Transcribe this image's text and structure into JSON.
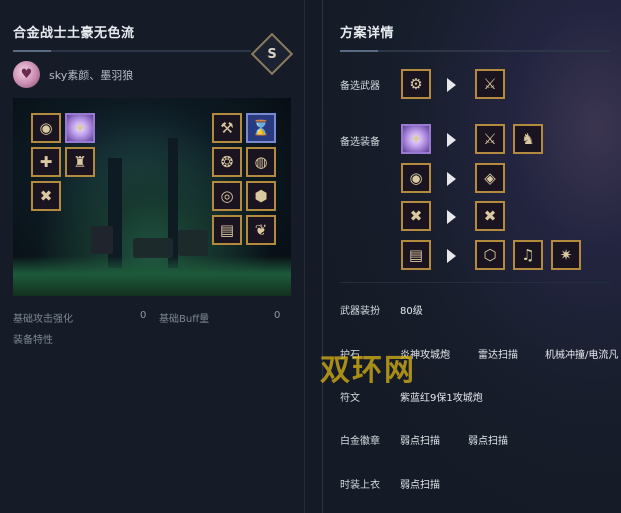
{
  "left": {
    "title": "合金战士土豪无色流",
    "rank_badge": "S",
    "author_names": "sky素颜、墨羽狼",
    "equipment_slots": [
      {
        "icon": "shoulder-armor-icon",
        "glyph": "◉"
      },
      {
        "icon": "glowing-aura-icon",
        "glyph": "✦"
      },
      {
        "icon": "chest-armor-icon",
        "glyph": "✚"
      },
      {
        "icon": "helmet-icon",
        "glyph": "♜"
      },
      {
        "icon": "belt-icon",
        "glyph": "✖"
      },
      {
        "icon": "weapon-icon",
        "glyph": "⚒"
      },
      {
        "icon": "title-icon",
        "glyph": "⌛"
      },
      {
        "icon": "bracelet-icon",
        "glyph": "❂"
      },
      {
        "icon": "necklace-icon",
        "glyph": "◍"
      },
      {
        "icon": "ring-icon",
        "glyph": "◎"
      },
      {
        "icon": "sub-equipment-icon",
        "glyph": "⬢"
      },
      {
        "icon": "earring-icon",
        "glyph": "▤"
      },
      {
        "icon": "magic-stone-icon",
        "glyph": "❦"
      }
    ],
    "stats": [
      {
        "label": "基础攻击强化",
        "value": "0"
      },
      {
        "label": "基础Buff量",
        "value": "0"
      }
    ],
    "equip_traits_label": "装备特性"
  },
  "right": {
    "title": "方案详情",
    "weapon_label": "备选武器",
    "weapon_from": {
      "icon": "arm-cannon-icon",
      "glyph": "⚙"
    },
    "weapon_to": [
      {
        "icon": "gun-weapon-icon",
        "glyph": "⚔"
      }
    ],
    "equipment_label": "备选装备",
    "equipment_swaps": [
      {
        "from": {
          "icon": "glowing-aura-icon",
          "glyph": "✦"
        },
        "to": [
          {
            "icon": "dark-armor-icon",
            "glyph": "⚔"
          },
          {
            "icon": "dark-armor-icon",
            "glyph": "♞"
          }
        ]
      },
      {
        "from": {
          "icon": "shoulder-armor-icon",
          "glyph": "◉"
        },
        "to": [
          {
            "icon": "dark-greaves-icon",
            "glyph": "◈"
          }
        ]
      },
      {
        "from": {
          "icon": "belt-icon",
          "glyph": "✖"
        },
        "to": [
          {
            "icon": "dark-belt-icon",
            "glyph": "✖"
          }
        ]
      },
      {
        "from": {
          "icon": "earring-icon",
          "glyph": "▤"
        },
        "to": [
          {
            "icon": "cube-icon",
            "glyph": "⬡"
          },
          {
            "icon": "bell-icon",
            "glyph": "♫"
          },
          {
            "icon": "claw-icon",
            "glyph": "✷"
          }
        ]
      }
    ],
    "rows": [
      {
        "label": "武器装扮",
        "values": [
          "80级"
        ]
      },
      {
        "label": "护石",
        "values": [
          "炎神攻城炮",
          "雷达扫描",
          "机械冲撞/电流凡"
        ]
      },
      {
        "label": "符文",
        "values": [
          "紫蓝红9保1攻城炮"
        ]
      },
      {
        "label": "白金徽章",
        "values": [
          "弱点扫描",
          "弱点扫描"
        ]
      },
      {
        "label": "时装上衣",
        "values": [
          "弱点扫描"
        ]
      }
    ]
  },
  "watermark": "双环网"
}
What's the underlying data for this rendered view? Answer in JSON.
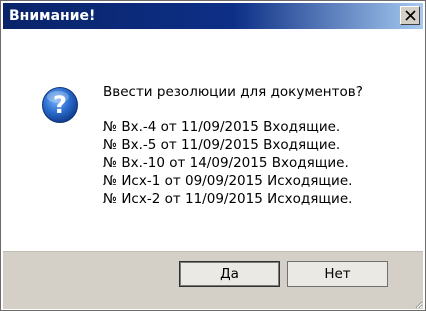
{
  "dialog": {
    "title": "Внимание!",
    "question": "Ввести резолюции для документов?",
    "documents": [
      "№ Вх.-4 от 11/09/2015 Входящие.",
      "№ Вх.-5 от 11/09/2015 Входящие.",
      "№ Вх.-10 от 14/09/2015 Входящие.",
      "№ Исх-1 от 09/09/2015 Исходящие.",
      "№ Исх-2 от 11/09/2015 Исходящие."
    ],
    "icon": "question-icon",
    "buttons": {
      "yes_label": "Да",
      "no_label": "Нет"
    }
  },
  "colors": {
    "title_bar_start": "#0a246a",
    "title_bar_end": "#a6caf0",
    "footer_bg": "#d4d0c8",
    "icon_blue": "#2b6fd1"
  }
}
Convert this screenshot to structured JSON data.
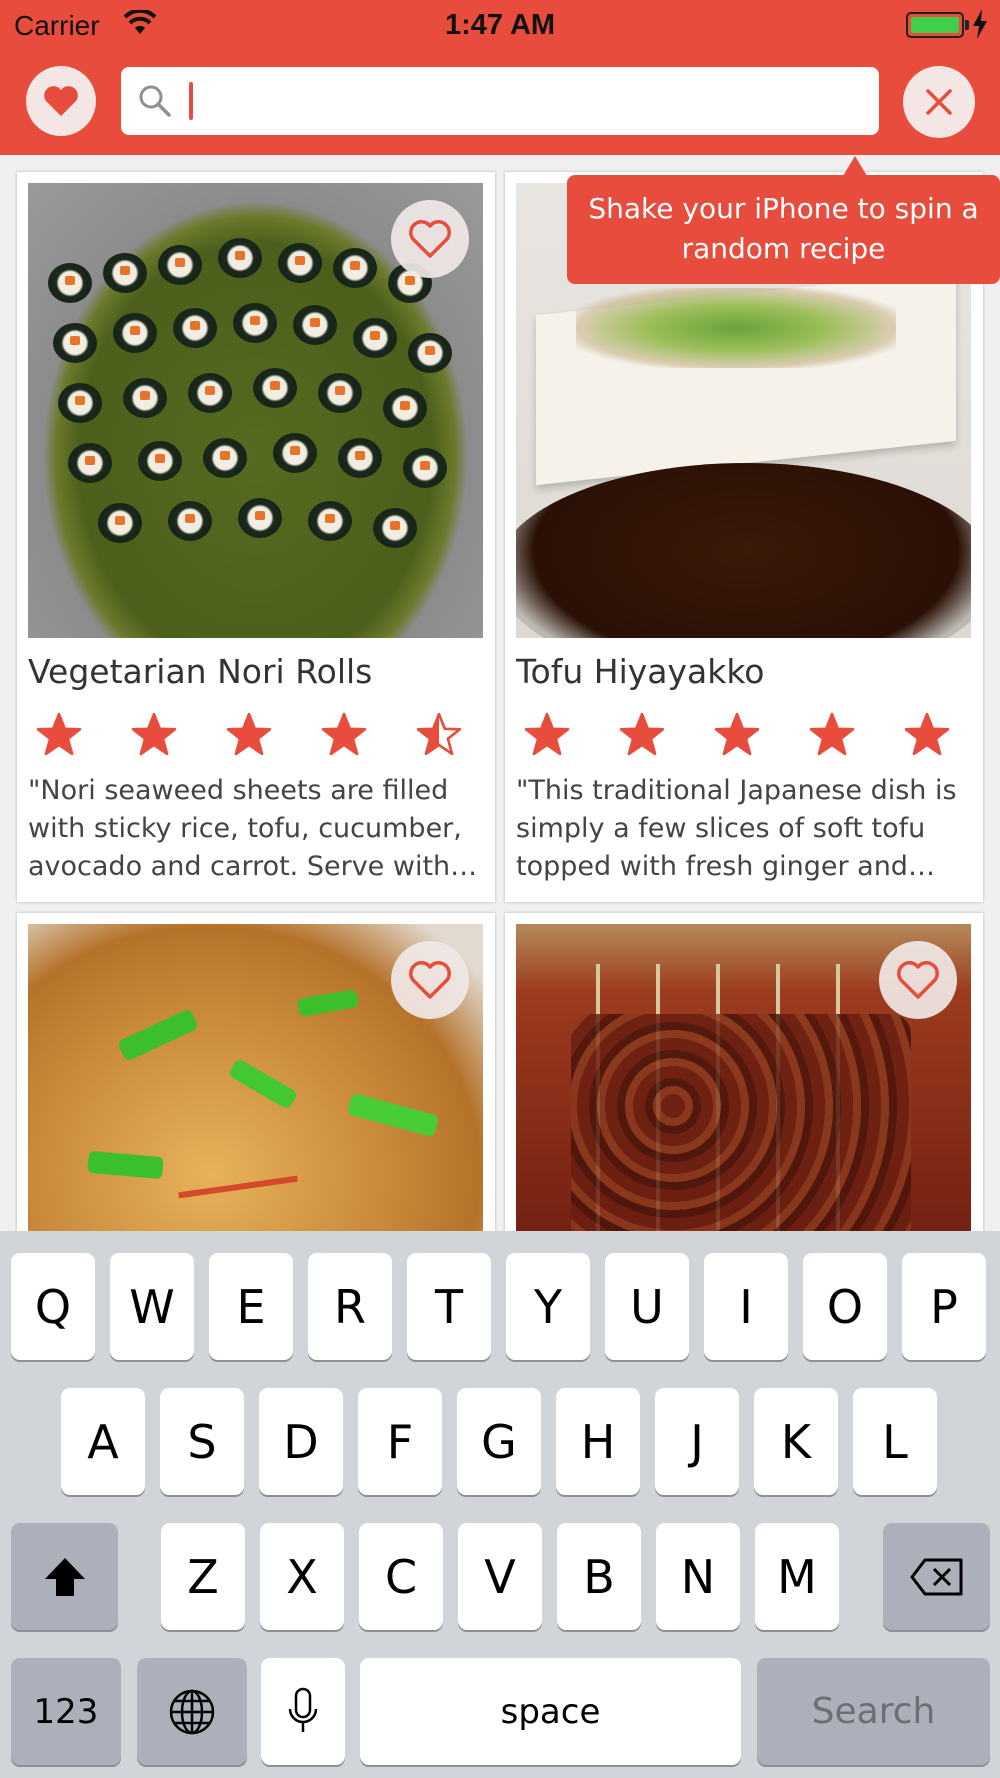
{
  "status_bar": {
    "carrier": "Carrier",
    "time": "1:47 AM",
    "battery_level": 1.0
  },
  "header": {
    "background_color": "#e84c3d",
    "favorites_icon": "heart-icon",
    "search": {
      "value": "",
      "placeholder": "",
      "icon": "search-icon"
    },
    "clear_icon": "close-icon"
  },
  "tooltip": {
    "text": "Shake your iPhone to spin a random recipe"
  },
  "recipes": [
    {
      "title": "Vegetarian Nori Rolls",
      "rating": 4.5,
      "description": "\"Nori seaweed sheets are filled with sticky rice, tofu, cucumber, avocado and carrot.  Serve with soy sauce.\"",
      "favorite_icon": "heart-outline-icon"
    },
    {
      "title": "Tofu Hiyayakko",
      "rating": 5,
      "description": "\"This traditional Japanese dish is simply a few slices of soft tofu topped with fresh ginger and green onions.\"",
      "favorite_icon": "heart-outline-icon"
    },
    {
      "title": "",
      "rating": null,
      "description": "",
      "favorite_icon": "heart-outline-icon"
    },
    {
      "title": "",
      "rating": null,
      "description": "",
      "favorite_icon": "heart-outline-icon"
    }
  ],
  "keyboard": {
    "row1": [
      "Q",
      "W",
      "E",
      "R",
      "T",
      "Y",
      "U",
      "I",
      "O",
      "P"
    ],
    "row2": [
      "A",
      "S",
      "D",
      "F",
      "G",
      "H",
      "J",
      "K",
      "L"
    ],
    "row3": [
      "Z",
      "X",
      "C",
      "V",
      "B",
      "N",
      "M"
    ],
    "numbers_key": "123",
    "space_key": "space",
    "search_key": "Search",
    "shift_icon": "shift-icon",
    "backspace_icon": "backspace-icon",
    "globe_icon": "globe-icon",
    "mic_icon": "microphone-icon"
  },
  "colors": {
    "accent": "#e84c3d",
    "star": "#e84c3d"
  }
}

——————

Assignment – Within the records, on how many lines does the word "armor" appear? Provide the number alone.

Solution for this task – 5